BEGIN Provided data

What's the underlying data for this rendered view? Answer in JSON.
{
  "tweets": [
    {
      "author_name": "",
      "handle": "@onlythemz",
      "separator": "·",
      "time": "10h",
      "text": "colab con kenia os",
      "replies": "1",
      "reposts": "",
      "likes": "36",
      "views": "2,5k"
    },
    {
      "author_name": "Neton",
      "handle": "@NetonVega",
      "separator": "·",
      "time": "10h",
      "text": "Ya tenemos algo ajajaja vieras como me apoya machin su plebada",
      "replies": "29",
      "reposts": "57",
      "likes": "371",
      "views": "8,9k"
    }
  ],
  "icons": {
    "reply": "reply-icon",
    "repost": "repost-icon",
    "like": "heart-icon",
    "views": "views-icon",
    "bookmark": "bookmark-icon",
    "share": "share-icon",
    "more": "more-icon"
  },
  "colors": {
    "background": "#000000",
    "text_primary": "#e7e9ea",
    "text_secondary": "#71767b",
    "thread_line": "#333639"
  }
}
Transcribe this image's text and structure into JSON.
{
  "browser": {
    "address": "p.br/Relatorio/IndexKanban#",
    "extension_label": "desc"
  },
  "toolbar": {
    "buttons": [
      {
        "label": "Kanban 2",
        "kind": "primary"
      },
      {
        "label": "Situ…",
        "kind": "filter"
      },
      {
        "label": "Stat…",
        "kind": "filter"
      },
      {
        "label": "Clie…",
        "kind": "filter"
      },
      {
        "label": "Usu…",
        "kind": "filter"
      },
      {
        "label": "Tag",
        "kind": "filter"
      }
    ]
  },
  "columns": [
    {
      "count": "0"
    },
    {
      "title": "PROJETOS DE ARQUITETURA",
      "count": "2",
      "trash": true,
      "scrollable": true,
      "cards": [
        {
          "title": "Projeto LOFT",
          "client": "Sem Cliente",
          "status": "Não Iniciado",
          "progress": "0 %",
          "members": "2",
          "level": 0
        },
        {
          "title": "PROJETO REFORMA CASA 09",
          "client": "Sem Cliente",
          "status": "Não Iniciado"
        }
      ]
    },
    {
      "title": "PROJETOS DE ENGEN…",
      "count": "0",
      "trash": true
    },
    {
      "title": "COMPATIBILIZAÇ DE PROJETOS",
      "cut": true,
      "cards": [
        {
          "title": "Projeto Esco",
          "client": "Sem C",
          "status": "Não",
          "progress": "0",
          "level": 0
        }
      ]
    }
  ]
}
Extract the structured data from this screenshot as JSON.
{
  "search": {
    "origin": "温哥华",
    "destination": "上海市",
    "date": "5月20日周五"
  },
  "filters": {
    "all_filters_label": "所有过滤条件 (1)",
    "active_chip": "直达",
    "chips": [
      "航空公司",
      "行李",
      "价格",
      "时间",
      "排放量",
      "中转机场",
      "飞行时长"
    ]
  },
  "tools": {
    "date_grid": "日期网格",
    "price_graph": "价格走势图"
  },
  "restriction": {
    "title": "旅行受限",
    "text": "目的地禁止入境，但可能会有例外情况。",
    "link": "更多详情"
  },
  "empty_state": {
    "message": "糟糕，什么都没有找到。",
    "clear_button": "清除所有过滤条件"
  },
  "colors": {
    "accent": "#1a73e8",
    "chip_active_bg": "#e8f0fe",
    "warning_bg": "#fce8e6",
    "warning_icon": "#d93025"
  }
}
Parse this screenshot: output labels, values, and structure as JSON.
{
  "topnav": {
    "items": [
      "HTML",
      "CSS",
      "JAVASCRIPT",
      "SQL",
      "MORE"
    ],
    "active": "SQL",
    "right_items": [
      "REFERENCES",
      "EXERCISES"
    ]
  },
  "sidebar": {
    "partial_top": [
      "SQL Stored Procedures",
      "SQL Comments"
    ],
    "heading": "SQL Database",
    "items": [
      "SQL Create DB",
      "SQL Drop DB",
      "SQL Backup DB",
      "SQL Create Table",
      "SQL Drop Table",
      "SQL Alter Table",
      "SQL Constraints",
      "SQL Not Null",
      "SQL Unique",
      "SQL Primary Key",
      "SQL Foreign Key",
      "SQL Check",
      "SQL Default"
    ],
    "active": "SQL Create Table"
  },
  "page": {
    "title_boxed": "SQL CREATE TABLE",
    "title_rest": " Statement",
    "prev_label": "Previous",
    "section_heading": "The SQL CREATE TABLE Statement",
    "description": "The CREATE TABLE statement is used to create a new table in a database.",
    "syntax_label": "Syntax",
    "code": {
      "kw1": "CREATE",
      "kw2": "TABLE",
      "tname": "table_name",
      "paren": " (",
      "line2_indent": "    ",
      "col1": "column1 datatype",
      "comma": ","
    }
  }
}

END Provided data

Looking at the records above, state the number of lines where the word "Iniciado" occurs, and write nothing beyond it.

● **Response**:
2